Pulling Weeds


            I recently began weeding the yard of the house we bought last fall.  Because we were busy getting our old house ready to sell when we moved into this house, we didn’t do much more in the yard than try to rake up some of the thousands of leaves that covered the lawn.  (For people who had never owned a house with one full-grown tree, much less six, this was a daunting task.)  So when spring rolled around, we found ourselves fighting weeds and a variety of grasses that had decided to compete for space with our St. Augustine grass.
            When I began weeding, I started in a section that was primarily weed-infested, with little good grass in the area.  Pulling weeds in this area was fairly simple; the roots occasionally put up a good fight, but most of the time they came pretty easily.  Often the weeds were spaced far enough apart to prevent any entanglement which might make it harder to pull the roots from the ground.
            Then I moved on to areas where the weeds were encroaching upon areas already occupied by the grass.  As I tried to pull the weeds in this area, I met with resistance; the weeds were intertwined with the good grass.  Pulling on those weeds resulted in coming away without the roots or pulling out some of the good grass which had put down roots in the same place.
            As I was alternately pulling the tops off of the weeds without the roots and pulling up pieces of St. Augustine with the weeds whose roots I succeeded in wrestling from the ground, I realized how much this weeding process resembled my life.  Often the sin in my life is isolated or located in clumps of bad habits.  This sin responds fairly well to occasional weeding, yielding most of its roots with a continued application of pressure to pull the sin from my life.  Some sin, however, entangles itself with the good things I want to grow in my life.  These “weeds” are difficult, often yielding only the visible parts but leaving the roots when I attempt to disentangle them from the good qualities I am working to cultivate.  This sin reappears quickly and with more strength than before. 
Pride is one such weed.  It threads itself around the good deeds that I do and ties itself to the roots of those kind acts until they are imperceptibly but completely enmeshed.  When friends at the Crestview church suggested that I talk to the people in the worship ministry about signing up to be on the rotation of the “miked singers” at our worship services, I had to decline.  Putting a microphone in my hand during worship service makes it extremely difficult for me to focus on the message and the meaning of the song; I struggle with putting aside thoughts of how I sound and what others are thinking.  I still have much to learn about giving and serving, but for now I have to choose carefully and guard my thoughts to ensure that those acts come from the heart of a servant.

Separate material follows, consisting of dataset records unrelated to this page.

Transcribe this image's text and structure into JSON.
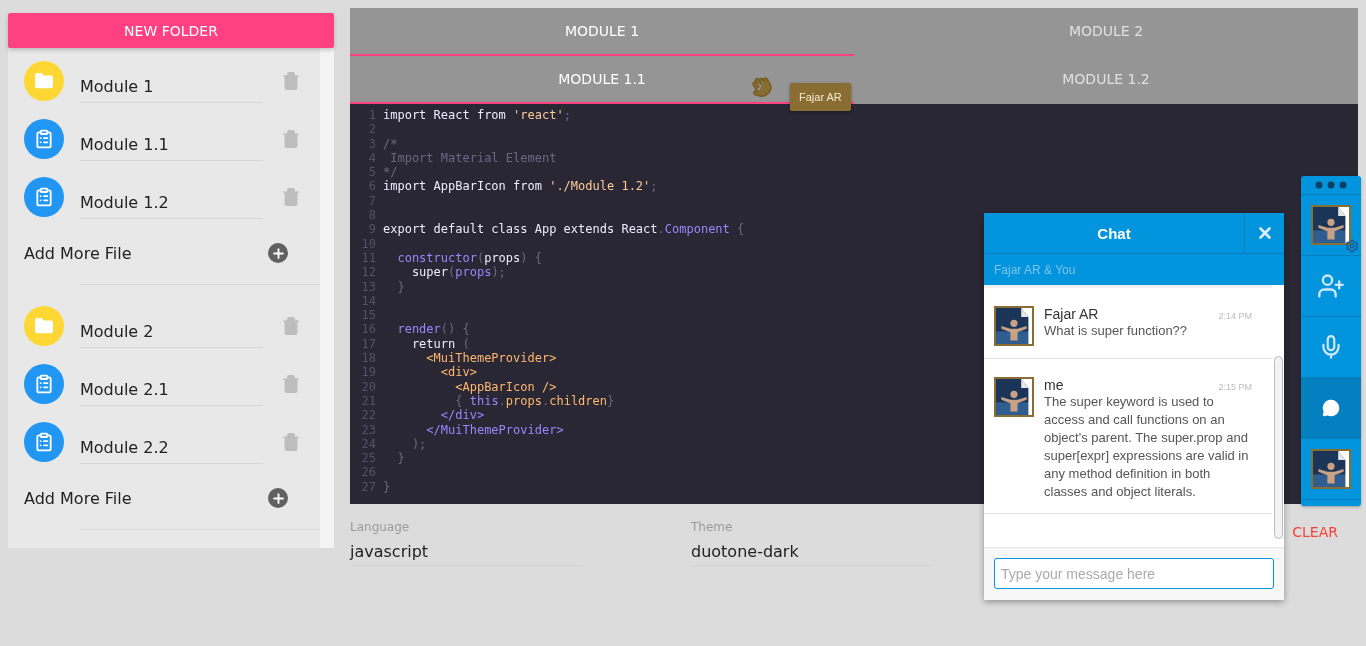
{
  "sidebar": {
    "new_folder_button": "NEW FOLDER",
    "folders": [
      {
        "name": "Module 1",
        "files": [
          {
            "name": "Module 1.1"
          },
          {
            "name": "Module 1.2"
          }
        ],
        "add_label": "Add More File"
      },
      {
        "name": "Module 2",
        "files": [
          {
            "name": "Module 2.1"
          },
          {
            "name": "Module 2.2"
          }
        ],
        "add_label": "Add More File"
      }
    ]
  },
  "tabs": [
    {
      "label": "MODULE 1",
      "selected": true
    },
    {
      "label": "MODULE 2",
      "selected": false
    }
  ],
  "subtabs": [
    {
      "label": "MODULE 1.1",
      "selected": true
    },
    {
      "label": "MODULE 1.2",
      "selected": false
    }
  ],
  "tooltip": "Fajar AR",
  "editor": {
    "lines": [
      {
        "number": "1",
        "tokens": [
          {
            "t": "import React from ",
            "kind": "plain"
          },
          {
            "t": "'react'",
            "kind": "string"
          },
          {
            "t": ";",
            "kind": "punct"
          }
        ]
      },
      {
        "number": "2"
      },
      {
        "number": "3",
        "tokens": [
          {
            "t": "/*",
            "kind": "comment"
          }
        ]
      },
      {
        "number": "4",
        "tokens": [
          {
            "t": " Import Material Element",
            "kind": "comment"
          }
        ]
      },
      {
        "number": "5",
        "tokens": [
          {
            "t": "*/",
            "kind": "comment"
          }
        ]
      },
      {
        "number": "6",
        "tokens": [
          {
            "t": "import AppBarIcon from ",
            "kind": "plain"
          },
          {
            "t": "'./Module 1.2'",
            "kind": "string"
          },
          {
            "t": ";",
            "kind": "punct"
          }
        ]
      },
      {
        "number": "7"
      },
      {
        "number": "8"
      },
      {
        "number": "9",
        "tokens": [
          {
            "t": "export default class App extends React",
            "kind": "plain"
          },
          {
            "t": ".",
            "kind": "punct"
          },
          {
            "t": "Component",
            "kind": "purple"
          },
          {
            "t": " {",
            "kind": "punct"
          }
        ]
      },
      {
        "number": "10"
      },
      {
        "number": "11",
        "tokens": [
          {
            "t": "  constructor",
            "kind": "purple"
          },
          {
            "t": "(",
            "kind": "punct"
          },
          {
            "t": "props",
            "kind": "plain"
          },
          {
            "t": ") {",
            "kind": "punct"
          }
        ]
      },
      {
        "number": "12",
        "tokens": [
          {
            "t": "    super",
            "kind": "plain"
          },
          {
            "t": "(",
            "kind": "punct"
          },
          {
            "t": "props",
            "kind": "purple"
          },
          {
            "t": ");",
            "kind": "punct"
          }
        ]
      },
      {
        "number": "13",
        "tokens": [
          {
            "t": "  }",
            "kind": "punct"
          }
        ]
      },
      {
        "number": "14"
      },
      {
        "number": "15"
      },
      {
        "number": "16",
        "tokens": [
          {
            "t": "  render",
            "kind": "purple"
          },
          {
            "t": "() {",
            "kind": "punct"
          }
        ]
      },
      {
        "number": "17",
        "tokens": [
          {
            "t": "    return",
            "kind": "plain"
          },
          {
            "t": " (",
            "kind": "punct"
          }
        ]
      },
      {
        "number": "18",
        "tokens": [
          {
            "t": "      <MuiThemeProvider>",
            "kind": "orange"
          }
        ]
      },
      {
        "number": "19",
        "tokens": [
          {
            "t": "        <div>",
            "kind": "orange"
          }
        ]
      },
      {
        "number": "20",
        "tokens": [
          {
            "t": "          <AppBarIcon />",
            "kind": "orange"
          }
        ]
      },
      {
        "number": "21",
        "tokens": [
          {
            "t": "          { ",
            "kind": "punct"
          },
          {
            "t": "this",
            "kind": "purple"
          },
          {
            "t": ".",
            "kind": "punct"
          },
          {
            "t": "props",
            "kind": "orange"
          },
          {
            "t": ".",
            "kind": "punct"
          },
          {
            "t": "children",
            "kind": "orange"
          },
          {
            "t": "}",
            "kind": "punct"
          }
        ]
      },
      {
        "number": "22",
        "tokens": [
          {
            "t": "        </div>",
            "kind": "purple"
          }
        ]
      },
      {
        "number": "23",
        "tokens": [
          {
            "t": "      </MuiThemeProvider>",
            "kind": "purple"
          }
        ]
      },
      {
        "number": "24",
        "tokens": [
          {
            "t": "    );",
            "kind": "punct"
          }
        ]
      },
      {
        "number": "25",
        "tokens": [
          {
            "t": "  }",
            "kind": "punct"
          }
        ]
      },
      {
        "number": "26"
      },
      {
        "number": "27",
        "tokens": [
          {
            "t": "}",
            "kind": "punct"
          }
        ]
      }
    ]
  },
  "settings": [
    {
      "label": "Language",
      "value": "javascript"
    },
    {
      "label": "Theme",
      "value": "duotone-dark"
    }
  ],
  "clear_button": "CLEAR",
  "chat": {
    "title": "Chat",
    "subtitle": "Fajar AR & You",
    "messages": [
      {
        "author": "Fajar AR",
        "time": "2:14 PM",
        "text": "What is super function??"
      },
      {
        "author": "me",
        "time": "2:15 PM",
        "text": "The super keyword is used to access and call functions on an object's parent. The super.prop and super[expr] expressions are valid in any method definition in both classes and object literals."
      }
    ],
    "input_placeholder": "Type your message here"
  },
  "dock": {
    "items": [
      {
        "kind": "avatar-settings",
        "selected": false
      },
      {
        "kind": "add-user",
        "selected": false
      },
      {
        "kind": "mic",
        "selected": false
      },
      {
        "kind": "chat",
        "selected": true
      },
      {
        "kind": "avatar",
        "selected": false
      }
    ]
  }
}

Welcome

This blog will eventually include an assortment of photos, brief book and movie reviews, and ideas for enhancing learning at home or in the classroom.  Hope you enjoy!

Karen